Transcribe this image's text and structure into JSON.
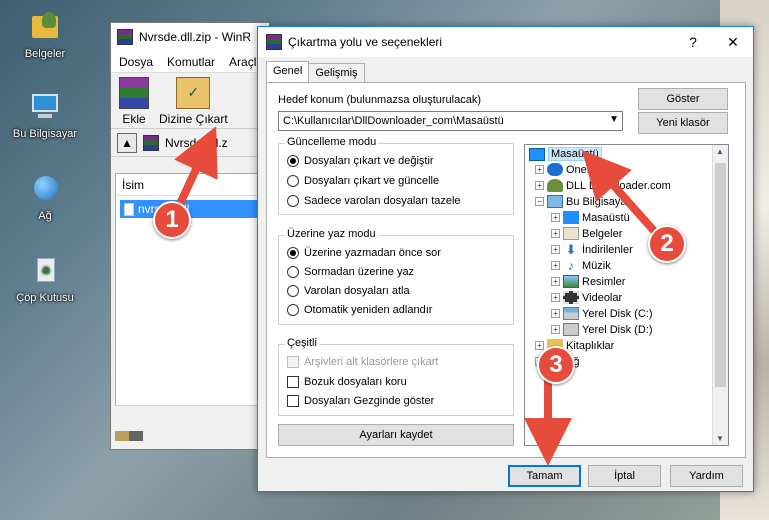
{
  "desktop": {
    "icons": [
      {
        "label": "Belgeler"
      },
      {
        "label": "Bu Bilgisayar"
      },
      {
        "label": "Ağ"
      },
      {
        "label": "Çöp Kutusu"
      }
    ]
  },
  "winrar": {
    "title": "Nvrsde.dll.zip - WinR",
    "menu": [
      "Dosya",
      "Komutlar",
      "Araçla"
    ],
    "tools": {
      "add": "Ekle",
      "extract": "Dizine Çıkart"
    },
    "address": "Nvrsde.dll.z",
    "list_header": "İsim",
    "file": "nvrsde.dll"
  },
  "dialog": {
    "title": "Çıkartma yolu ve seçenekleri",
    "help": "?",
    "close": "✕",
    "tabs": [
      "Genel",
      "Gelişmiş"
    ],
    "dest_label": "Hedef konum (bulunmazsa oluşturulacak)",
    "dest_value": "C:\\Kullanıcılar\\DllDownloader_com\\Masaüstü",
    "show_btn": "Göster",
    "new_folder_btn": "Yeni klasör",
    "update": {
      "title": "Güncelleme modu",
      "options": [
        "Dosyaları çıkart ve değiştir",
        "Dosyaları çıkart ve güncelle",
        "Sadece varolan dosyaları tazele"
      ],
      "selected": 0
    },
    "overwrite": {
      "title": "Üzerine yaz modu",
      "options": [
        "Üzerine yazmadan önce sor",
        "Sormadan üzerine yaz",
        "Varolan dosyaları atla",
        "Otomatik yeniden adlandır"
      ],
      "selected": 0
    },
    "misc": {
      "title": "Çeşitli",
      "options": [
        "Arşivleri alt klasörlere çıkart",
        "Bozuk dosyaları koru",
        "Dosyaları Gezginde göster"
      ]
    },
    "save_btn": "Ayarları kaydet",
    "tree": {
      "desktop": "Masaüstü",
      "onedrive": "OneDrive",
      "user": "DLL Downloader.com",
      "thispc": "Bu Bilgisayar",
      "children": [
        "Masaüstü",
        "Belgeler",
        "İndirilenler",
        "Müzik",
        "Resimler",
        "Videolar",
        "Yerel Disk (C:)",
        "Yerel Disk (D:)"
      ],
      "libraries": "Kitaplıklar",
      "network": "Ağ"
    },
    "ok": "Tamam",
    "cancel": "İptal",
    "help_btn": "Yardım"
  },
  "callouts": [
    "1",
    "2",
    "3"
  ],
  "colors": {
    "callout": "#e64b3b",
    "selection": "#3390ff",
    "accent": "#0078d7"
  }
}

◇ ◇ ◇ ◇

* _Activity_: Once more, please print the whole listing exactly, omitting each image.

* _Solved exercise_:
Transcribe this image's text and structure into JSON.
{
  "desktop": {
    "icons": [
      {
        "label": "Belgeler"
      },
      {
        "label": "Bu Bilgisayar"
      },
      {
        "label": "Ağ"
      },
      {
        "label": "Çöp Kutusu"
      }
    ]
  },
  "winrar": {
    "title": "Nvrsde.dll.zip - WinR",
    "menu": [
      "Dosya",
      "Komutlar",
      "Araçla"
    ],
    "tools": {
      "add": "Ekle",
      "extract": "Dizine Çıkart"
    },
    "address": "Nvrsde.dll.z",
    "list_header": "İsim",
    "file": "nvrsde.dll"
  },
  "dialog": {
    "title": "Çıkartma yolu ve seçenekleri",
    "help": "?",
    "close": "✕",
    "tabs": [
      "Genel",
      "Gelişmiş"
    ],
    "dest_label": "Hedef konum (bulunmazsa oluşturulacak)",
    "dest_value": "C:\\Kullanıcılar\\DllDownloader_com\\Masaüstü",
    "show_btn": "Göster",
    "new_folder_btn": "Yeni klasör",
    "update": {
      "title": "Güncelleme modu",
      "options": [
        "Dosyaları çıkart ve değiştir",
        "Dosyaları çıkart ve güncelle",
        "Sadece varolan dosyaları tazele"
      ],
      "selected": 0
    },
    "overwrite": {
      "title": "Üzerine yaz modu",
      "options": [
        "Üzerine yazmadan önce sor",
        "Sormadan üzerine yaz",
        "Varolan dosyaları atla",
        "Otomatik yeniden adlandır"
      ],
      "selected": 0
    },
    "misc": {
      "title": "Çeşitli",
      "options": [
        "Arşivleri alt klasörlere çıkart",
        "Bozuk dosyaları koru",
        "Dosyaları Gezginde göster"
      ]
    },
    "save_btn": "Ayarları kaydet",
    "tree": {
      "desktop": "Masaüstü",
      "onedrive": "OneDrive",
      "user": "DLL Downloader.com",
      "thispc": "Bu Bilgisayar",
      "children": [
        "Masaüstü",
        "Belgeler",
        "İndirilenler",
        "Müzik",
        "Resimler",
        "Videolar",
        "Yerel Disk (C:)",
        "Yerel Disk (D:)"
      ],
      "libraries": "Kitaplıklar",
      "network": "Ağ"
    },
    "ok": "Tamam",
    "cancel": "İptal",
    "help_btn": "Yardım"
  },
  "callouts": [
    "1",
    "2",
    "3"
  ],
  "colors": {
    "callout": "#e64b3b",
    "selection": "#3390ff",
    "accent": "#0078d7"
  }
}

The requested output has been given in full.